Sol Saks, who received credit as the creator of the show, wrote the pilot of Bewitched, although he was not involved with the show after the pilot. Initially, Danny Arnold, who helped develop the style and tone of the series as well as some of the supporting characters who did not appear in the pilot, like Larry Tate and the Kravitzes, produced and headed writing of the series. Arnold, who wrote on McHale's Navy and other shows, thought of Bewitched essentially as a romantic comedy about a mixed marriage; his episodes kept the magic element to a minimum, with one or two magical acts to drive the plot, but with Samantha usually solving problems without magic. Also, many of the first season's episodes were allegorical, using supernatural situations as clear metaphors for the real-life problems a young couple would face. Arnold stated that the two main themes of the series were the conflict between a powerful woman and a husband who cannot deal with that power, and the anger of the bride's mother at seeing her daughter marry beneath her. Though the show was a hit right from the beginning, finishing its first year as the number 2 show on television, ABC wanted more magic and more farcical plots, causing battles between Arnold and the network.
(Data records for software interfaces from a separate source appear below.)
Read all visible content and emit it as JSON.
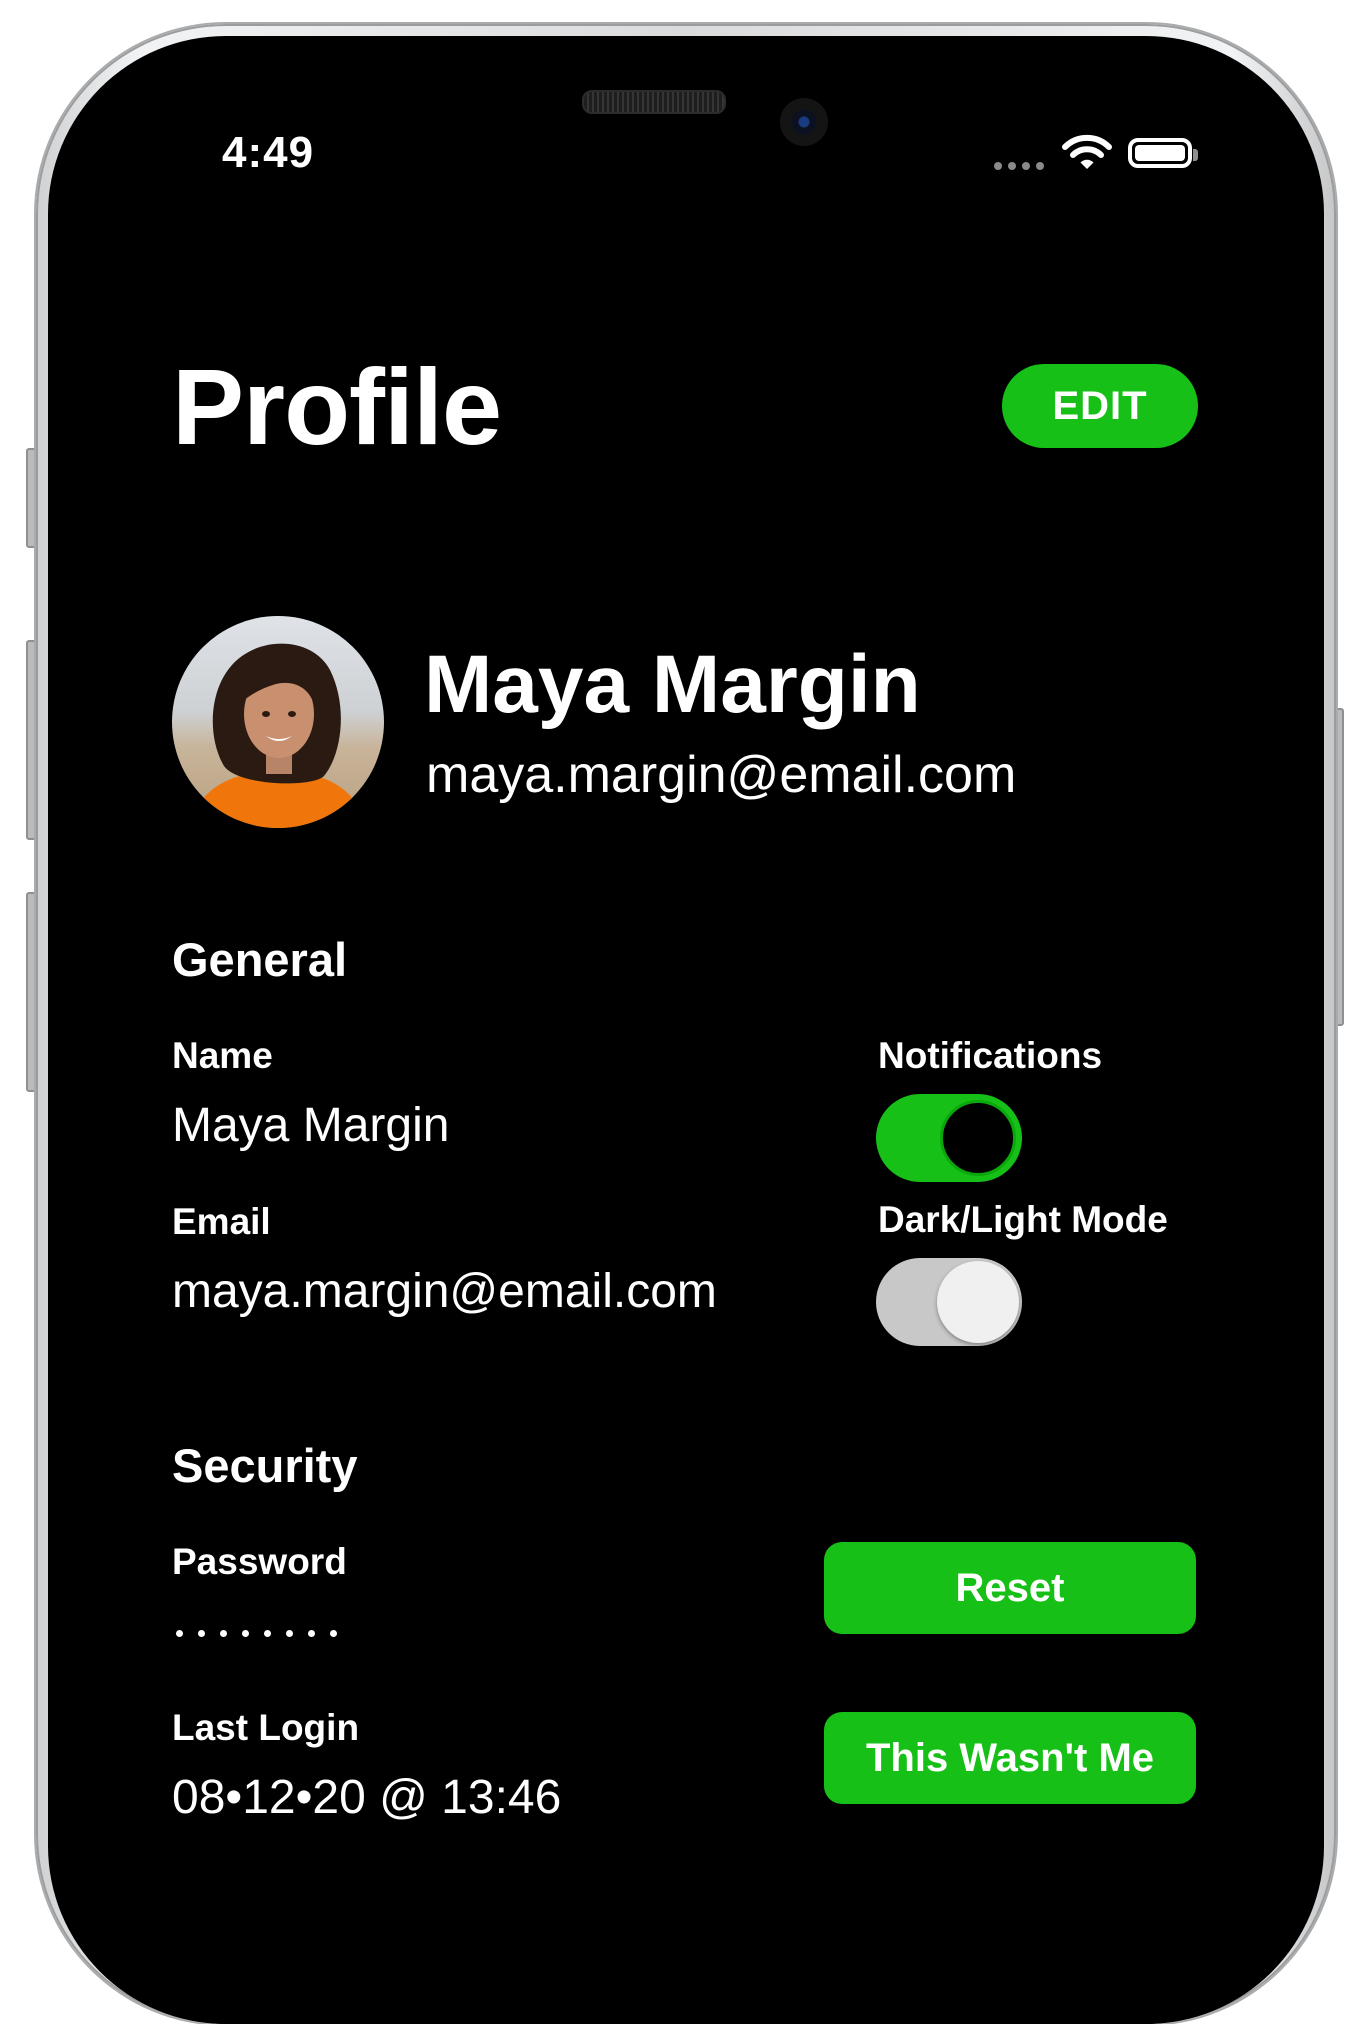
{
  "status_bar": {
    "time": "4:49"
  },
  "header": {
    "title": "Profile",
    "edit_label": "EDIT"
  },
  "profile": {
    "name": "Maya Margin",
    "email": "maya.margin@email.com"
  },
  "general": {
    "title": "General",
    "name_label": "Name",
    "name_value": "Maya Margin",
    "email_label": "Email",
    "email_value": "maya.margin@email.com",
    "notifications_label": "Notifications",
    "notifications_on": true,
    "mode_label": "Dark/Light Mode",
    "mode_on": false
  },
  "security": {
    "title": "Security",
    "password_label": "Password",
    "password_mask": "••••••••",
    "reset_label": "Reset",
    "last_login_label": "Last Login",
    "last_login_value": "08•12•20 @ 13:46",
    "not_me_label": "This Wasn't Me"
  },
  "colors": {
    "accent": "#17c017",
    "background": "#000000",
    "text": "#ffffff"
  }
}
Arnold left the show after the first season (he would later co-create Barney Miller with Theodore J. Flicker), leaving producing duties to his friend Jerry Davis, who had already produced some of the first season's episodes (though Arnold was still supervising the writing). The second season was produced by Davis and with Bernard Slade as head writer, with mistaken identity and farce becoming a more prevalent element, but still included a number of more low-key episodes where the magic element was not front and center.
With the third season and the switch to color, Davis left the show, and was replaced as producer by William Froug. Slade also left after the second season (he would later create another popular Screen Gems series, The Partridge Family, which, like Bewitched, went through a recasting of a role). According to William Froug's autobiography, William Asher (who had directed many episodes) wanted to take over as producer when Jerry Davis left, but the production company was not yet ready to approve the idea. Froug, a former producer of Gilligan's Island, was brought in as a compromise. By his own admission, Froug was not very familiar with Bewitched and found himself in the uncomfortable position of being the official producer even though Asher was making most of the creative decisions. After a year, Froug left the show, and Asher took over as full-time producer of the series for the rest of its run.
Along with Darrin being played by Dick Sargent, the sixth season (1969–1970) also saw a significant decline in ratings. Viewership continued to dwindle in the seventh season. In the fall of the show's eighth season, which would be its last, ABC moved Bewitched's air time from Thursdays at 8:30 to Wednesdays at 8:00. The schedule change did not help ratings as the show was now pitted against CBS's popular The Carol Burnett Show. In January of 1972 the show was finally moved to the Saturday night death slot at 8:00, opposite TV's number one show, All in the Family, and finished the year in 72nd place.
Spin-Offs and RemakesEdit
- Main article: Spin-Offs and Remakes